-- Material to process follows --

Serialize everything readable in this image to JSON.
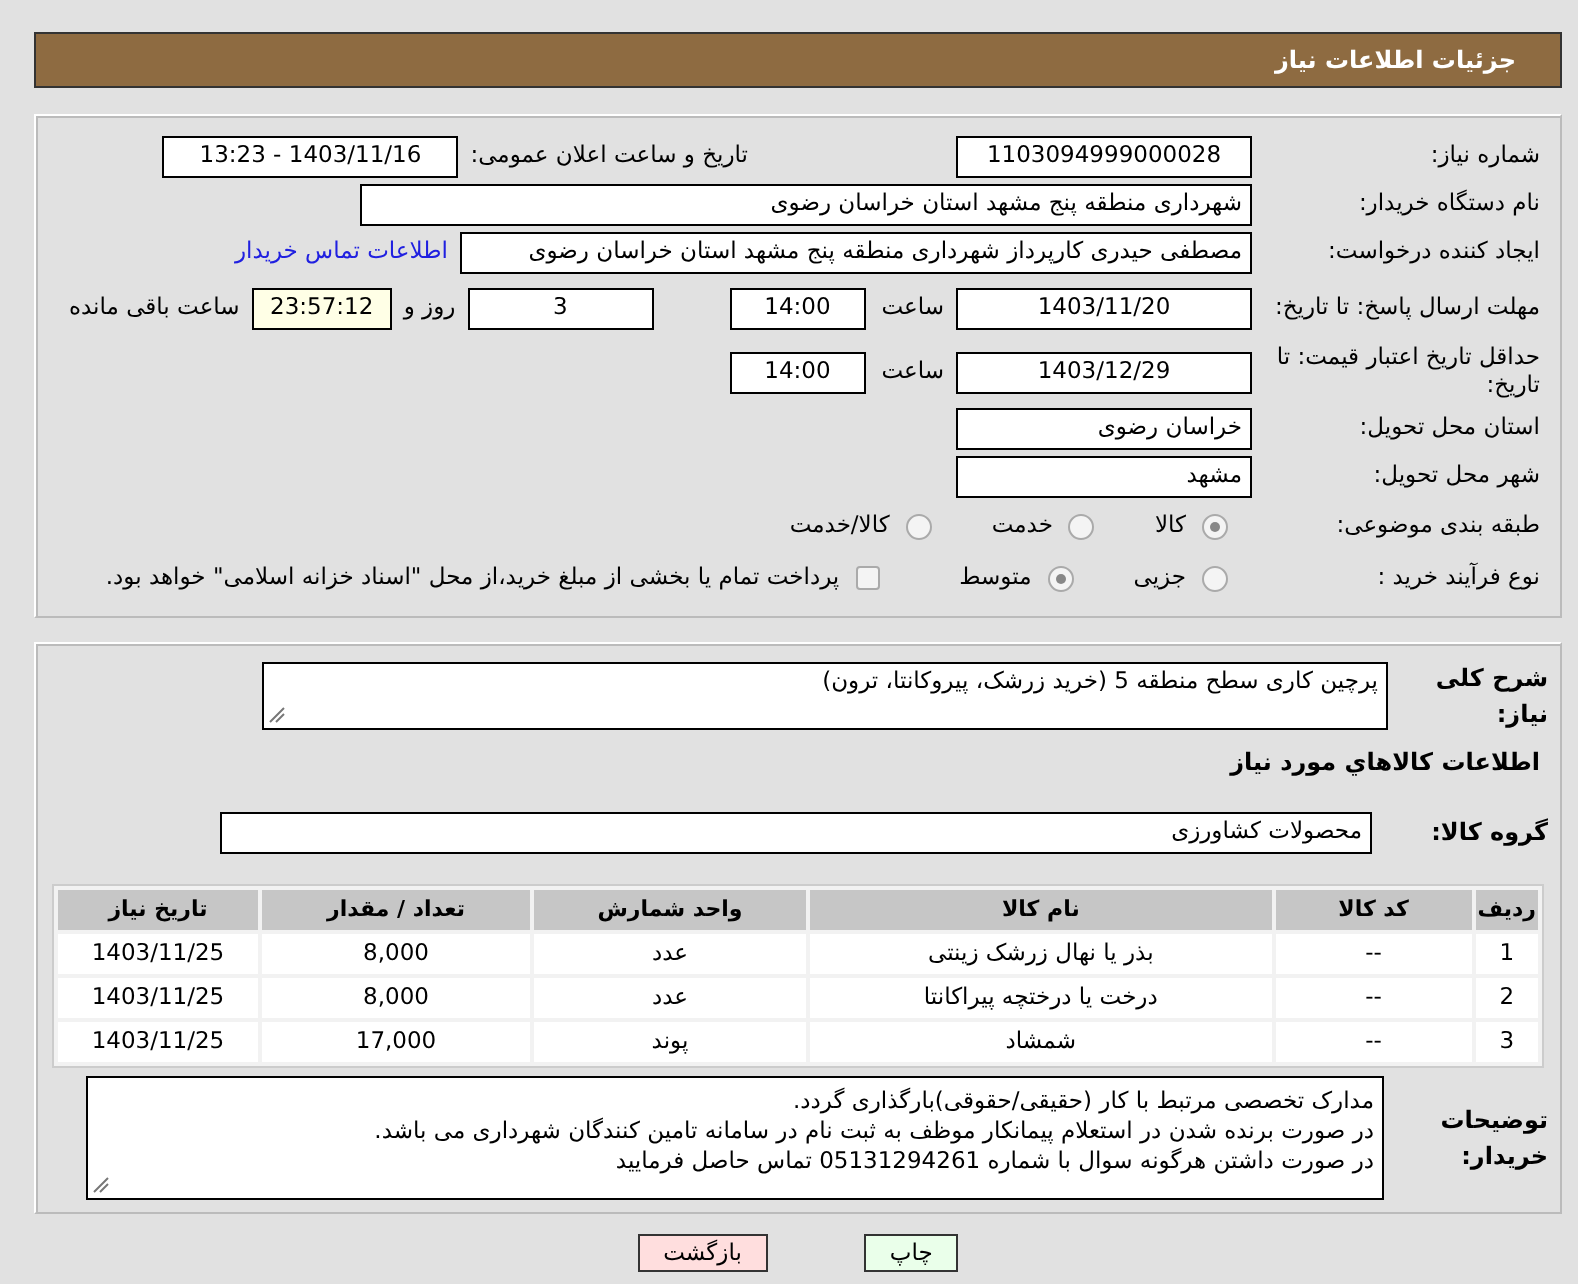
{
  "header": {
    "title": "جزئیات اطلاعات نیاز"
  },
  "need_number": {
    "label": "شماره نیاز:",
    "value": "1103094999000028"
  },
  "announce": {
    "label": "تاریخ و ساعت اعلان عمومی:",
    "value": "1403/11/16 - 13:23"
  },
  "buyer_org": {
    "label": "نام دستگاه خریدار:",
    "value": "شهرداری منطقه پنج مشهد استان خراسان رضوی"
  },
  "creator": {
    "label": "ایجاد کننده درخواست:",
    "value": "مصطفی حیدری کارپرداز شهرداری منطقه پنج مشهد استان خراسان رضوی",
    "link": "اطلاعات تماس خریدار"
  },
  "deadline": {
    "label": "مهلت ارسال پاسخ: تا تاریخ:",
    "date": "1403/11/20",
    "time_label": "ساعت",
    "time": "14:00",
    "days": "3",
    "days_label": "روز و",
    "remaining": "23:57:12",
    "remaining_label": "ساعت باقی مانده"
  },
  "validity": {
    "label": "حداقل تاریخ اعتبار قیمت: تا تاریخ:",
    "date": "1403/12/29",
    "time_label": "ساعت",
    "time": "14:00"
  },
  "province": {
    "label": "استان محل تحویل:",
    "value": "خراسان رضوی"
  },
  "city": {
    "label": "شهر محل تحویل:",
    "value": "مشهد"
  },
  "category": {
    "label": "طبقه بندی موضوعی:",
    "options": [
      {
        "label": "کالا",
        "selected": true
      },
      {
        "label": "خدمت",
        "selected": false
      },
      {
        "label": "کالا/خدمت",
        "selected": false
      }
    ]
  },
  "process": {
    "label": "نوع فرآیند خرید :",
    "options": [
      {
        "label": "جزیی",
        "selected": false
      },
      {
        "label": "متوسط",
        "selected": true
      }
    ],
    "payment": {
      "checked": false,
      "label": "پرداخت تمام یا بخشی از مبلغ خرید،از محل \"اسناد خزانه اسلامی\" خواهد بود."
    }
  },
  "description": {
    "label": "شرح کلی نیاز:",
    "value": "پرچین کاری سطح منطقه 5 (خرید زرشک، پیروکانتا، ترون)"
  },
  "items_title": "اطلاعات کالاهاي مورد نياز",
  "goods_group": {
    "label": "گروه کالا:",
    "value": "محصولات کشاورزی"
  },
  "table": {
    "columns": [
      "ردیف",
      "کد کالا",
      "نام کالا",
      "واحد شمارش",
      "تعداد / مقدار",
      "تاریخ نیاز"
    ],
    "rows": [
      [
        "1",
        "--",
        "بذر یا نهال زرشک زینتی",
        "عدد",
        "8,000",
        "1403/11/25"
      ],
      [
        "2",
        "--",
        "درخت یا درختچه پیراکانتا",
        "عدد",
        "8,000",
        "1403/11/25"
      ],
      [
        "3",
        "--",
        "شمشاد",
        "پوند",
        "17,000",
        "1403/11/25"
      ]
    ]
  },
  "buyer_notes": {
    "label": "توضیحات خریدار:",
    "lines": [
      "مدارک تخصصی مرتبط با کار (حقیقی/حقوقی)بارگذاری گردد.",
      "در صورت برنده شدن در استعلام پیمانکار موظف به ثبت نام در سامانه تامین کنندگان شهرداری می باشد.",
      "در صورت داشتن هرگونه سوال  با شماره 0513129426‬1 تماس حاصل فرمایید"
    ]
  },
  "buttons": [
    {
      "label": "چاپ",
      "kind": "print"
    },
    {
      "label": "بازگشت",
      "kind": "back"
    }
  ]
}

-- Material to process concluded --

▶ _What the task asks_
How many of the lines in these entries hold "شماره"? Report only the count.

▶ _Task solution_
2